Alumna Susan Kenny’s boys say the same thing. She earned a bachelor’s degree in early childhood education from CCU in 1998 and a master’s degree in 2004. Her ex-husband, Sean, graduated in 2000, and their two boys, Liam, 12, and Lucas, 9, already call Coastal their home.
“Liam bleeds teal!” she says. “His bedroom, school binders, everything shows his pride for Coastal. He hopes to play baseball for CCU in his freshman year. And Lucas is very proud of his Coastal roots. He’d like to attend CCU in 2025 and play soccer! Both boys have their names on my alumni brick as my CCU legacy.”
Kenny, who has lived in Myrtle Beach since 1996, has noticed over the past decade how the community has developed more pride in its hometown university and embraced the school and teams as its own. Though both her boys have athletic aspirations and motivations, Coastal’s impact extends far beyond sports, she says.
“Coastal produces teachers every year eager to begin their teaching careers,” says Kenny, an Horry County teacher herself. “As a parent, I feel confident in my children’s teachers when I know they from CCU. I know they are prepared and have been trained with the latest teaching methodologies.”
Athletics opened the door for Kali Banghart Hurry, a 2006 graduate who played volleyball for Coastal, and baseball player Jake Hurry ’06, as well, but it was the educational experiences Coastal offered that had a lasting impact on their lives.
“I chose Coastal because I didn’t want to be just another number at a larger university,” Kali says. “I wanted to be able to get my education at a place where I could know my professors and they would know me. … The educational experiences that Coastal had to offer allowed me to learn firsthand skills, challenges and practices that I needed to be successful. Some of those experiences have stuck with me so much that I still reference them today.”
Kali says Jake had a similar experience. “He decided to attend Coastal for the baseball program and because it was a smaller school that had a more intimate learning setting. He now takes the knowledge and passion for the game that he learned at CCU and gives it to the next generation as a high school baseball pitching coach.”
Being a part of the evolution of Coastal Carolina University is a unique experience. So unique, in fact, there’s a name for it.

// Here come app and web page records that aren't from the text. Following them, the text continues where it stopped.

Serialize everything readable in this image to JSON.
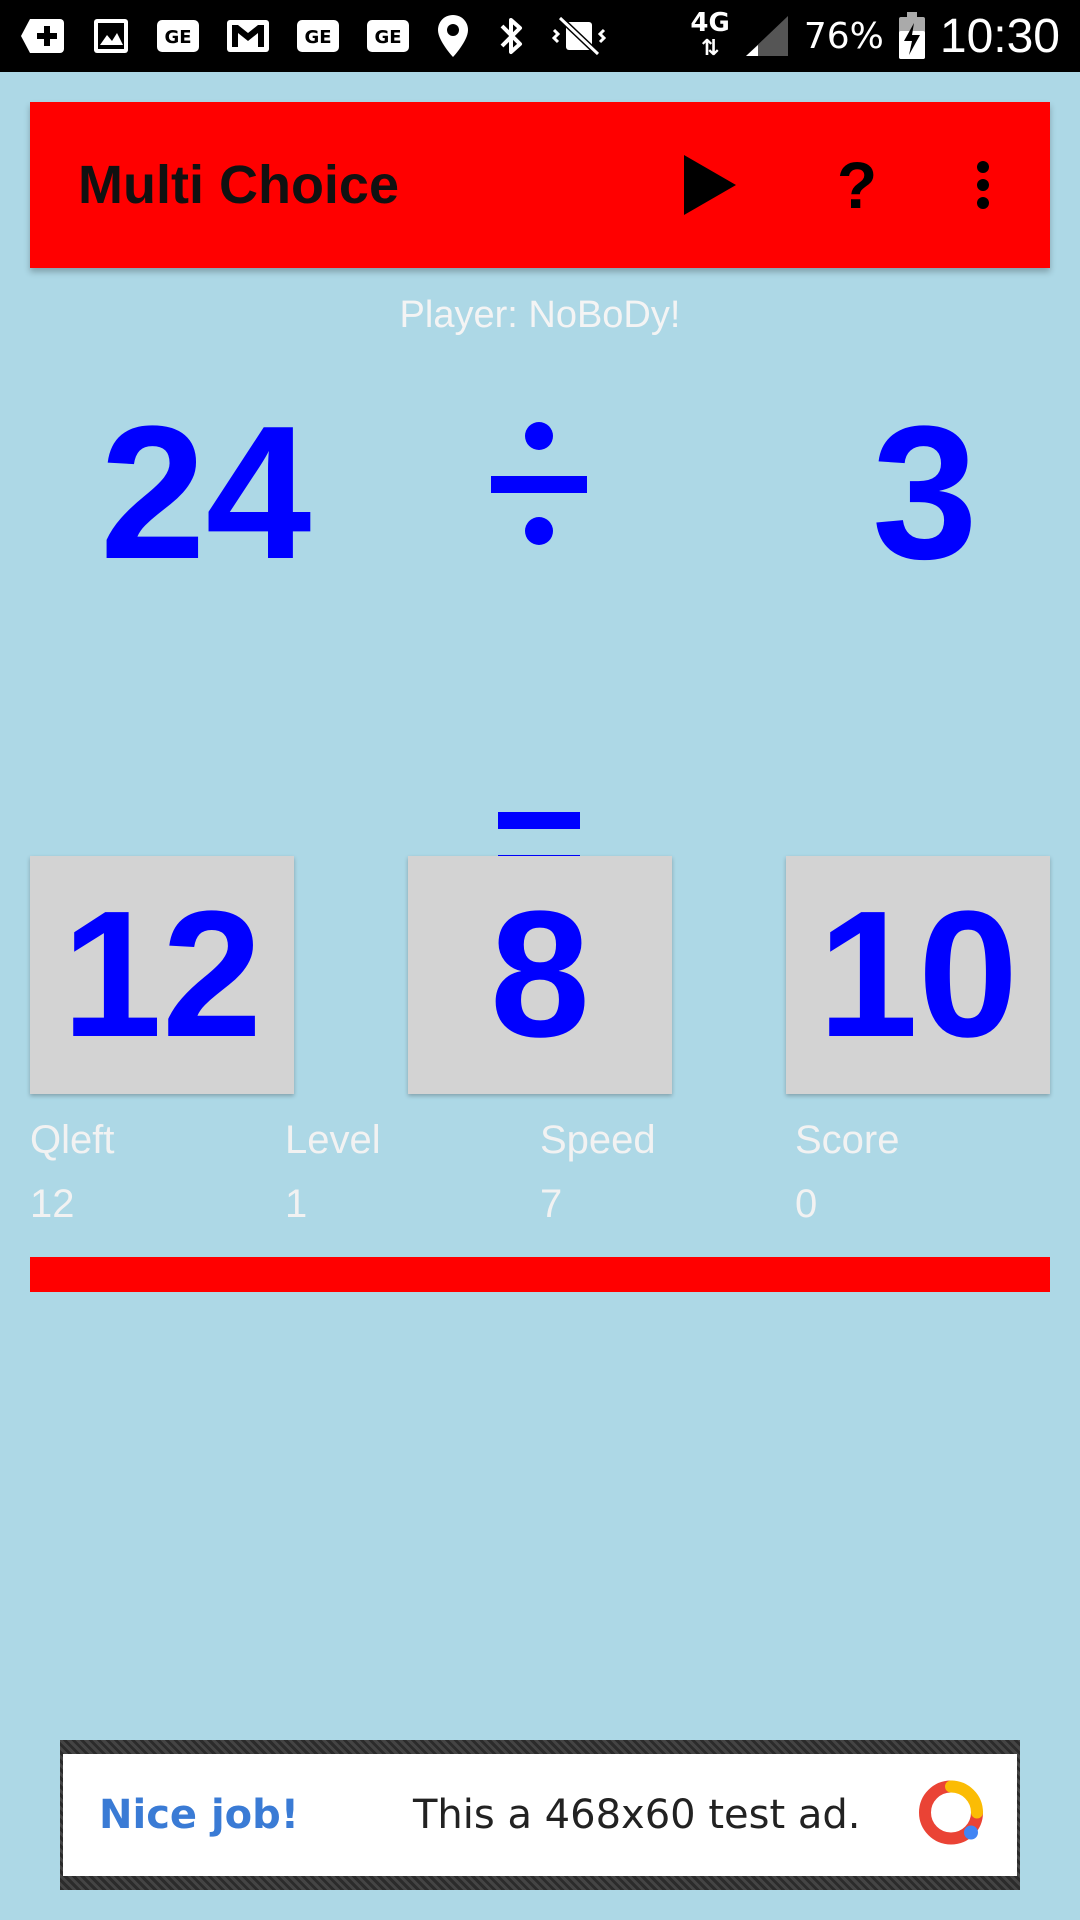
{
  "status_bar": {
    "battery_percent": "76%",
    "time": "10:30",
    "network": "4G",
    "icons": [
      "add-box-icon",
      "image-icon",
      "ge-icon",
      "gmail-icon",
      "ge-icon",
      "ge-icon",
      "location-icon",
      "bluetooth-icon",
      "vibrate-icon",
      "signal-icon",
      "battery-charging-icon"
    ]
  },
  "app_bar": {
    "title": "Multi Choice",
    "play_icon": "play-icon",
    "help_label": "?",
    "more_icon": "more-vert-icon",
    "background_color": "#ff0000"
  },
  "player": "Player: NoBoDy!",
  "equation": {
    "left": "24",
    "operator": "divide",
    "right": "3",
    "equals": "equals"
  },
  "answers": [
    "12",
    "8",
    "10"
  ],
  "stats": {
    "qleft": {
      "label": "Qleft",
      "value": "12"
    },
    "level": {
      "label": "Level",
      "value": "1"
    },
    "speed": {
      "label": "Speed",
      "value": "7"
    },
    "score": {
      "label": "Score",
      "value": "0"
    }
  },
  "timer_progress": 1.0,
  "ad": {
    "tagline": "Nice job!",
    "text": "This a 468x60 test ad."
  },
  "colors": {
    "background": "#add8e6",
    "accent": "#ff0000",
    "number": "#0000ff",
    "answer_box": "#d3d3d3"
  }
}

If you’re a member of Teal Nation, you know what it means. “Teal Nation means a giant family,” Kali Hurry says. “Anyone who currently is or has ever been a Chant is part of that family and understands what it means to be a Chant.”
“It’s being connected to complete strangers because of our love for our school,” says Morgan Pierce. “It is about being a part of something big and something that is making an impact in both our community and our nation.”

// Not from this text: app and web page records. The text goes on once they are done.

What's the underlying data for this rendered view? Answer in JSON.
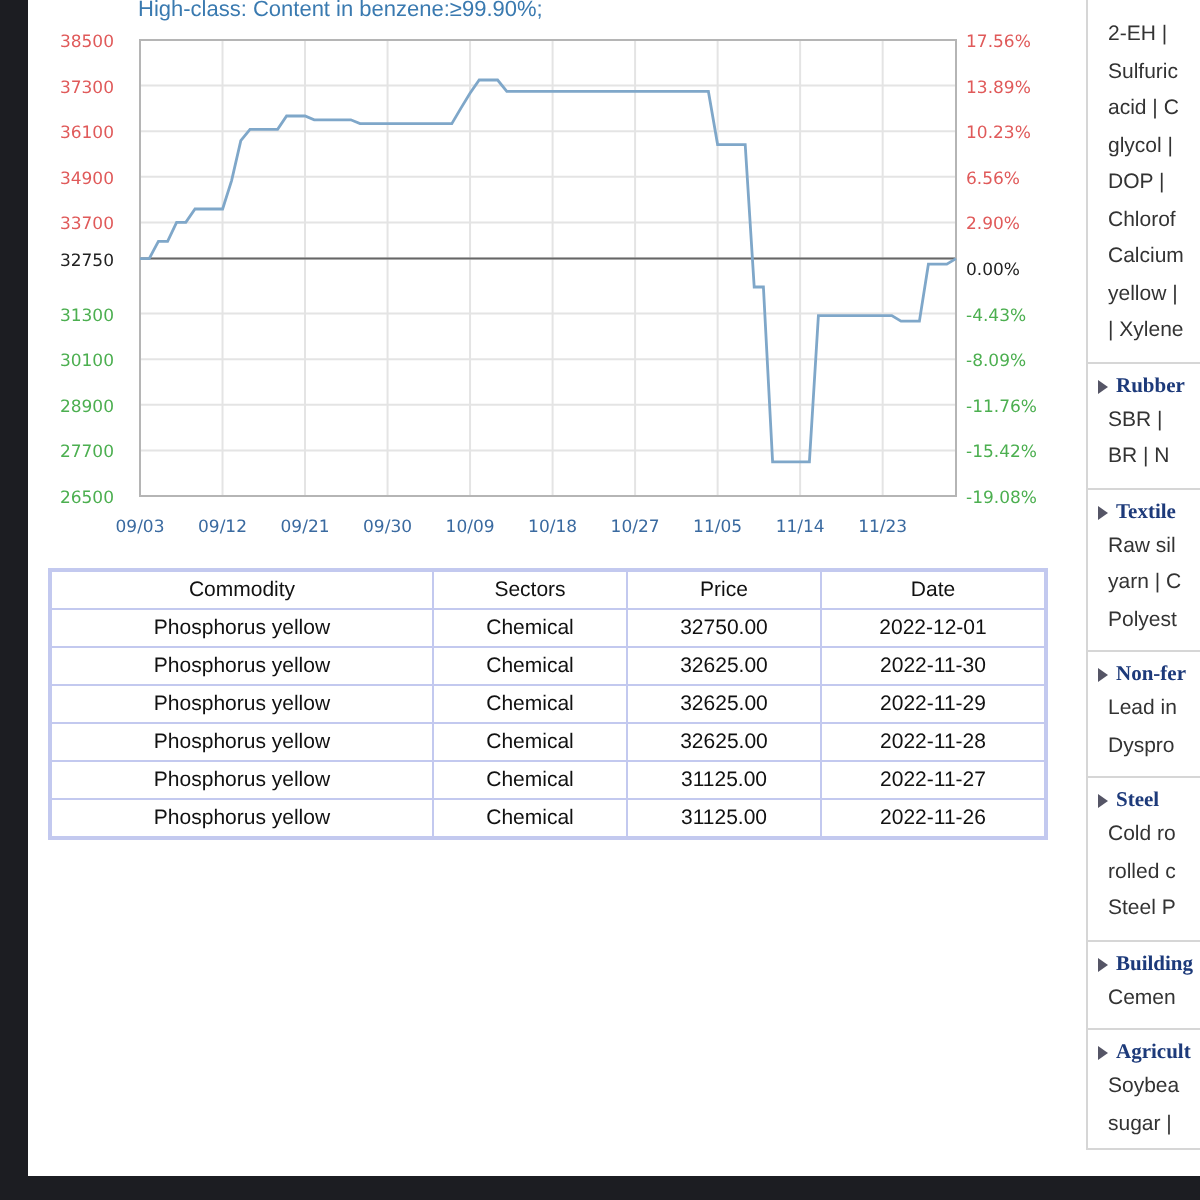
{
  "chart_title": "High-class: Content in benzene:≥99.90%;",
  "chart": {
    "chart_data": {
      "type": "line",
      "ylim": [
        26500,
        38500
      ],
      "categories": [
        "09/03",
        null,
        null,
        null,
        null,
        null,
        null,
        null,
        null,
        "09/12",
        null,
        null,
        null,
        null,
        null,
        null,
        null,
        null,
        "09/21",
        null,
        null,
        null,
        null,
        null,
        null,
        null,
        null,
        "09/30",
        null,
        null,
        null,
        null,
        null,
        null,
        null,
        null,
        "10/09",
        null,
        null,
        null,
        null,
        null,
        null,
        null,
        null,
        "10/18",
        null,
        null,
        null,
        null,
        null,
        null,
        null,
        null,
        "10/27",
        null,
        null,
        null,
        null,
        null,
        null,
        null,
        null,
        "11/05",
        null,
        null,
        null,
        null,
        null,
        null,
        null,
        null,
        "11/14",
        null,
        null,
        null,
        null,
        null,
        null,
        null,
        null,
        "11/23",
        null,
        null,
        null,
        null,
        null,
        null,
        null,
        null
      ],
      "yticks": [
        38500,
        37300,
        36100,
        34900,
        33700,
        32750,
        31300,
        30100,
        28900,
        27700,
        26500
      ],
      "series": [
        {
          "color": "#7fa7c9",
          "values": [
            32750,
            32750,
            33200,
            33200,
            33700,
            33700,
            34050,
            34050,
            34050,
            34050,
            34800,
            35850,
            36150,
            36150,
            36150,
            36150,
            36500,
            36500,
            36500,
            36400,
            36400,
            36400,
            36400,
            36400,
            36300,
            36300,
            36300,
            36300,
            36300,
            36300,
            36300,
            36300,
            36300,
            36300,
            36300,
            36700,
            37100,
            37450,
            37450,
            37450,
            37150,
            37150,
            37150,
            37150,
            37150,
            37150,
            37150,
            37150,
            37150,
            37150,
            37150,
            37150,
            37150,
            37150,
            37150,
            37150,
            37150,
            37150,
            37150,
            37150,
            37150,
            37150,
            37150,
            35750,
            35750,
            35750,
            35750,
            32000,
            32000,
            27400,
            27400,
            27400,
            27400,
            27400,
            31250,
            31250,
            31250,
            31250,
            31250,
            31250,
            31250,
            31250,
            31250,
            31100,
            31100,
            31100,
            32600,
            32600,
            32600,
            32750
          ]
        }
      ],
      "ref_lines": [
        {
          "axis": "y",
          "value": 32750
        }
      ],
      "grid": true
    },
    "right_axis": [
      {
        "label": "17.56%",
        "kind": "up"
      },
      {
        "label": "13.89%",
        "kind": "up"
      },
      {
        "label": "10.23%",
        "kind": "up"
      },
      {
        "label": "6.56%",
        "kind": "up"
      },
      {
        "label": "2.90%",
        "kind": "up"
      },
      {
        "label": "0.00%",
        "kind": "flat"
      },
      {
        "label": "-4.43%",
        "kind": "down"
      },
      {
        "label": "-8.09%",
        "kind": "down"
      },
      {
        "label": "-11.76%",
        "kind": "down"
      },
      {
        "label": "-15.42%",
        "kind": "down"
      },
      {
        "label": "-19.08%",
        "kind": "down"
      }
    ]
  },
  "table": {
    "columns": [
      "Commodity",
      "Sectors",
      "Price",
      "Date"
    ],
    "rows": [
      [
        "Phosphorus yellow",
        "Chemical",
        "32750.00",
        "2022-12-01"
      ],
      [
        "Phosphorus yellow",
        "Chemical",
        "32625.00",
        "2022-11-30"
      ],
      [
        "Phosphorus yellow",
        "Chemical",
        "32625.00",
        "2022-11-29"
      ],
      [
        "Phosphorus yellow",
        "Chemical",
        "32625.00",
        "2022-11-28"
      ],
      [
        "Phosphorus yellow",
        "Chemical",
        "31125.00",
        "2022-11-27"
      ],
      [
        "Phosphorus yellow",
        "Chemical",
        "31125.00",
        "2022-11-26"
      ]
    ]
  },
  "sidebar": {
    "sections": [
      {
        "items": [
          "2-EH |",
          "Sulfuric",
          "acid | C",
          "glycol |",
          "DOP |",
          "Chlorof",
          "Calcium",
          "yellow |",
          "| Xylene"
        ]
      },
      {
        "heading": "Rubber",
        "items": [
          "SBR |",
          "BR | N"
        ]
      },
      {
        "heading": "Textile",
        "items": [
          "Raw sil",
          "yarn | C",
          "Polyest"
        ]
      },
      {
        "heading": "Non-fer",
        "items": [
          "Lead in",
          "Dyspro"
        ]
      },
      {
        "heading": "Steel",
        "items": [
          "Cold ro",
          "rolled c",
          "Steel P"
        ]
      },
      {
        "heading": "Building",
        "items": [
          "Cemen"
        ]
      },
      {
        "heading": "Agricult",
        "items": [
          "Soybea",
          "sugar |"
        ]
      }
    ]
  }
}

License to Teal
A milestone for all teenagers as they grow up is getting their driver’s license and, perhaps, a car of their own. When that day comes, Teal Nation teens now have two options for license plates that will tout to everyone on the road which university they support and plan to attend. A contemporary teal and bronze design with the Chanticleer logo has been available from the Department of Motor Vehicles since 2013, but new this year is a plate design that highlights the 2016 College World Series baseball champions.
Perhaps Teal Nation can best be described via an experience Wink Prince’s youngest son had during the football game CCU played against Penn State in State College, Pa., in 2008.

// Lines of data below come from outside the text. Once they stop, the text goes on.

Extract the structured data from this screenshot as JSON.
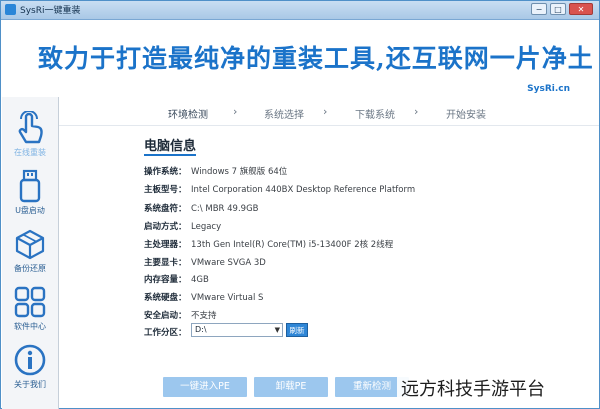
{
  "window": {
    "title": "SysRi一键重装",
    "minimize_label": "−",
    "restore_label": "□",
    "close_label": "✕"
  },
  "banner": {
    "slogan": "致力于打造最纯净的重装工具,还互联网一片净土",
    "brand": "SysRi.cn"
  },
  "sidebar": {
    "items": [
      {
        "label": "在线重装",
        "icon": "hand-pointer-icon",
        "active": true
      },
      {
        "label": "U盘启动",
        "icon": "usb-drive-icon"
      },
      {
        "label": "备份还原",
        "icon": "box-icon"
      },
      {
        "label": "软件中心",
        "icon": "apps-grid-icon"
      },
      {
        "label": "关于我们",
        "icon": "info-icon"
      }
    ]
  },
  "steps": [
    {
      "label": "环境检测",
      "active": true
    },
    {
      "label": "系统选择"
    },
    {
      "label": "下载系统"
    },
    {
      "label": "开始安装"
    }
  ],
  "panel": {
    "title": "电脑信息",
    "rows": [
      {
        "label": "操作系统：",
        "value": "Windows 7 旗舰版   64位"
      },
      {
        "label": "主板型号：",
        "value": "Intel Corporation 440BX Desktop Reference Platform"
      },
      {
        "label": "系统盘符：",
        "value": "C:\\  MBR 49.9GB"
      },
      {
        "label": "启动方式：",
        "value": "Legacy"
      },
      {
        "label": "主处理器：",
        "value": "13th Gen Intel(R) Core(TM) i5-13400F 2核 2线程"
      },
      {
        "label": "主要显卡：",
        "value": "VMware SVGA 3D"
      },
      {
        "label": "内存容量：",
        "value": "4GB"
      },
      {
        "label": "系统硬盘：",
        "value": "VMware Virtual S"
      },
      {
        "label": "安全启动：",
        "value": "不支持"
      }
    ],
    "partition_label": "工作分区：",
    "partition_value": "D:\\",
    "refresh_label": "刷新"
  },
  "actions": {
    "one_click_pe": "一键进入PE",
    "unload_pe": "卸载PE",
    "recheck": "重新检测"
  },
  "watermark": "远方科技手游平台"
}
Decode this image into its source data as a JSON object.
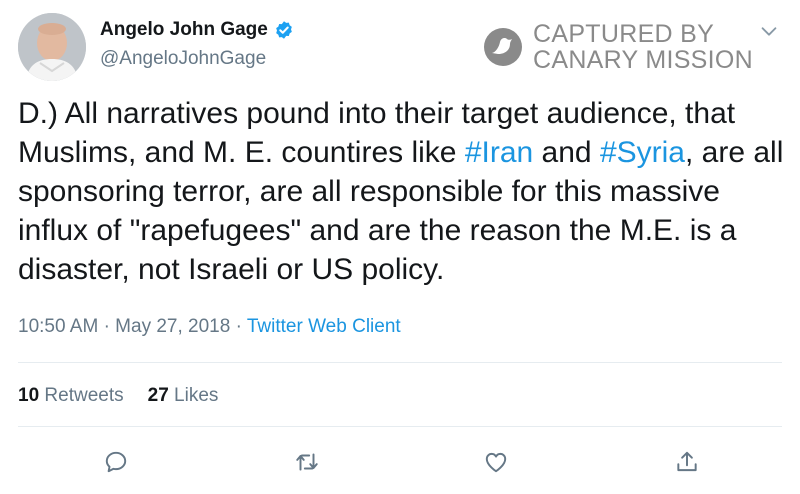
{
  "author": {
    "display_name": "Angelo John Gage",
    "handle": "@AngeloJohnGage",
    "verified": true
  },
  "watermark": {
    "line1": "CAPTURED BY",
    "line2": "CANARY MISSION"
  },
  "tweet": {
    "segments": [
      {
        "text": "D.) All narratives pound into their target audience, that Muslims, and M. E. countires like ",
        "type": "text"
      },
      {
        "text": "#Iran",
        "type": "hashtag"
      },
      {
        "text": " and ",
        "type": "text"
      },
      {
        "text": "#Syria",
        "type": "hashtag"
      },
      {
        "text": ", are all sponsoring terror, are all responsible for this massive influx of \"rapefugees\" and are the reason the M.E. is a disaster, not Israeli or US policy.",
        "type": "text"
      }
    ]
  },
  "meta": {
    "time": "10:50 AM",
    "date": "May 27, 2018",
    "separator": "·",
    "client": "Twitter Web Client"
  },
  "stats": {
    "retweets_count": "10",
    "retweets_label": "Retweets",
    "likes_count": "27",
    "likes_label": "Likes"
  },
  "icons": {
    "reply": "reply-icon",
    "retweet": "retweet-icon",
    "like": "heart-icon",
    "share": "share-icon",
    "menu": "chevron-down-icon"
  },
  "colors": {
    "text": "#14171a",
    "secondary": "#657786",
    "link": "#1b95e0",
    "verified": "#1da1f2",
    "watermark": "#8a8a8a"
  }
}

“His seats were up in the area they’d sold for Coastal, and he said that people from all over the United States were there,” Prince fondly recalls, tears of pride in his eyes. “He told me everyone was hugging and that it was just like a bit of a reunion. And ‘the football game was OK,’ he told me, ‘but that was just secondary.’
“Here he is in Pennsylvania, and here are all these people wearing their teal and black and bronze, and he talked about what an almost spiritual experience it was.
“That’s a good place to hang your hat, don’t you think?”